_Exercise aim_. Could you set down every entry below exactly as it is?

_Exercise inputs_.

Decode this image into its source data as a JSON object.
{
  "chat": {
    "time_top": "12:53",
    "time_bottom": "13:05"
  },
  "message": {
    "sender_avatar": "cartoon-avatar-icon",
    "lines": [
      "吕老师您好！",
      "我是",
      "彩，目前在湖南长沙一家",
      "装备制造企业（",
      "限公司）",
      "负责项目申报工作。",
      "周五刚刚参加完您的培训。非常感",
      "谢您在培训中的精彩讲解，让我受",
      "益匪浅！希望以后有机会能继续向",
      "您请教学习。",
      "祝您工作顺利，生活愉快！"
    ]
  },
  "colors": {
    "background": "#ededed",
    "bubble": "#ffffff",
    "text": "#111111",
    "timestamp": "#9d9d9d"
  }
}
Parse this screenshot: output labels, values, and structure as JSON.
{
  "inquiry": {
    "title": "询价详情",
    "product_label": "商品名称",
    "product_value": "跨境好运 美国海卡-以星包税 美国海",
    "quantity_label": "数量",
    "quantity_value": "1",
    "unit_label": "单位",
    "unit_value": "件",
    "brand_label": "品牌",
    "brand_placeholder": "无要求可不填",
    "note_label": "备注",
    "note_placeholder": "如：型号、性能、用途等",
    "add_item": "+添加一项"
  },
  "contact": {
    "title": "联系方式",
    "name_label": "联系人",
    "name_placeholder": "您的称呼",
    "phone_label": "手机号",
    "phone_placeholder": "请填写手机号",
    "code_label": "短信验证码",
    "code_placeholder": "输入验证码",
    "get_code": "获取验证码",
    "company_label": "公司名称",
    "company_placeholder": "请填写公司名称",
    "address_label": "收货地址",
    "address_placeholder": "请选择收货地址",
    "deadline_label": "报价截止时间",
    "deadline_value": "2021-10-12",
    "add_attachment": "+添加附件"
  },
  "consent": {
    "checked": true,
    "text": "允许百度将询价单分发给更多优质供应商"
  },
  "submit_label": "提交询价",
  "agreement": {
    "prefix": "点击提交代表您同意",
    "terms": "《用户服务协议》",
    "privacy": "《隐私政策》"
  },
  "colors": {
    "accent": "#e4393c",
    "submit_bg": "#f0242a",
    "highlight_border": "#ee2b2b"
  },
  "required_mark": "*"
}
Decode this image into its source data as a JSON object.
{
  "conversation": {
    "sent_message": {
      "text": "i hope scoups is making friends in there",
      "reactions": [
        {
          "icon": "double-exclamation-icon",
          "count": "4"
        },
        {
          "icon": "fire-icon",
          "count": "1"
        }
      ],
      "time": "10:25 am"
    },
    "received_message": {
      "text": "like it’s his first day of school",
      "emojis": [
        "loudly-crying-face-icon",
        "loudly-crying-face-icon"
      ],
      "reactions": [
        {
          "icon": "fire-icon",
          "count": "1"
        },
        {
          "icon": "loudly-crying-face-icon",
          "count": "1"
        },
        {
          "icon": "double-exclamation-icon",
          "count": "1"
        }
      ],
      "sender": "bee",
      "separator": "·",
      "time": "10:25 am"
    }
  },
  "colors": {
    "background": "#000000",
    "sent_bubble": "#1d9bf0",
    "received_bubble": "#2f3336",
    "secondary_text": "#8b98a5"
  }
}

_Reply to the exercise_.
Decode this image into its source data as a JSON object.
{
  "chat": {
    "time_top": "12:53",
    "time_bottom": "13:05"
  },
  "message": {
    "sender_avatar": "cartoon-avatar-icon",
    "lines": [
      "吕老师您好！",
      "我是",
      "彩，目前在湖南长沙一家",
      "装备制造企业（",
      "限公司）",
      "负责项目申报工作。",
      "周五刚刚参加完您的培训。非常感",
      "谢您在培训中的精彩讲解，让我受",
      "益匪浅！希望以后有机会能继续向",
      "您请教学习。",
      "祝您工作顺利，生活愉快！"
    ]
  },
  "colors": {
    "background": "#ededed",
    "bubble": "#ffffff",
    "text": "#111111",
    "timestamp": "#9d9d9d"
  }
}
Parse this screenshot: output labels, values, and structure as JSON.
{
  "inquiry": {
    "title": "询价详情",
    "product_label": "商品名称",
    "product_value": "跨境好运 美国海卡-以星包税 美国海",
    "quantity_label": "数量",
    "quantity_value": "1",
    "unit_label": "单位",
    "unit_value": "件",
    "brand_label": "品牌",
    "brand_placeholder": "无要求可不填",
    "note_label": "备注",
    "note_placeholder": "如：型号、性能、用途等",
    "add_item": "+添加一项"
  },
  "contact": {
    "title": "联系方式",
    "name_label": "联系人",
    "name_placeholder": "您的称呼",
    "phone_label": "手机号",
    "phone_placeholder": "请填写手机号",
    "code_label": "短信验证码",
    "code_placeholder": "输入验证码",
    "get_code": "获取验证码",
    "company_label": "公司名称",
    "company_placeholder": "请填写公司名称",
    "address_label": "收货地址",
    "address_placeholder": "请选择收货地址",
    "deadline_label": "报价截止时间",
    "deadline_value": "2021-10-12",
    "add_attachment": "+添加附件"
  },
  "consent": {
    "checked": true,
    "text": "允许百度将询价单分发给更多优质供应商"
  },
  "submit_label": "提交询价",
  "agreement": {
    "prefix": "点击提交代表您同意",
    "terms": "《用户服务协议》",
    "privacy": "《隐私政策》"
  },
  "colors": {
    "accent": "#e4393c",
    "submit_bg": "#f0242a",
    "highlight_border": "#ee2b2b"
  },
  "required_mark": "*"
}
Decode this image into its source data as a JSON object.
{
  "conversation": {
    "sent_message": {
      "text": "i hope scoups is making friends in there",
      "reactions": [
        {
          "icon": "double-exclamation-icon",
          "count": "4"
        },
        {
          "icon": "fire-icon",
          "count": "1"
        }
      ],
      "time": "10:25 am"
    },
    "received_message": {
      "text": "like it’s his first day of school",
      "emojis": [
        "loudly-crying-face-icon",
        "loudly-crying-face-icon"
      ],
      "reactions": [
        {
          "icon": "fire-icon",
          "count": "1"
        },
        {
          "icon": "loudly-crying-face-icon",
          "count": "1"
        },
        {
          "icon": "double-exclamation-icon",
          "count": "1"
        }
      ],
      "sender": "bee",
      "separator": "·",
      "time": "10:25 am"
    }
  },
  "colors": {
    "background": "#000000",
    "sent_bubble": "#1d9bf0",
    "received_bubble": "#2f3336",
    "secondary_text": "#8b98a5"
  }
}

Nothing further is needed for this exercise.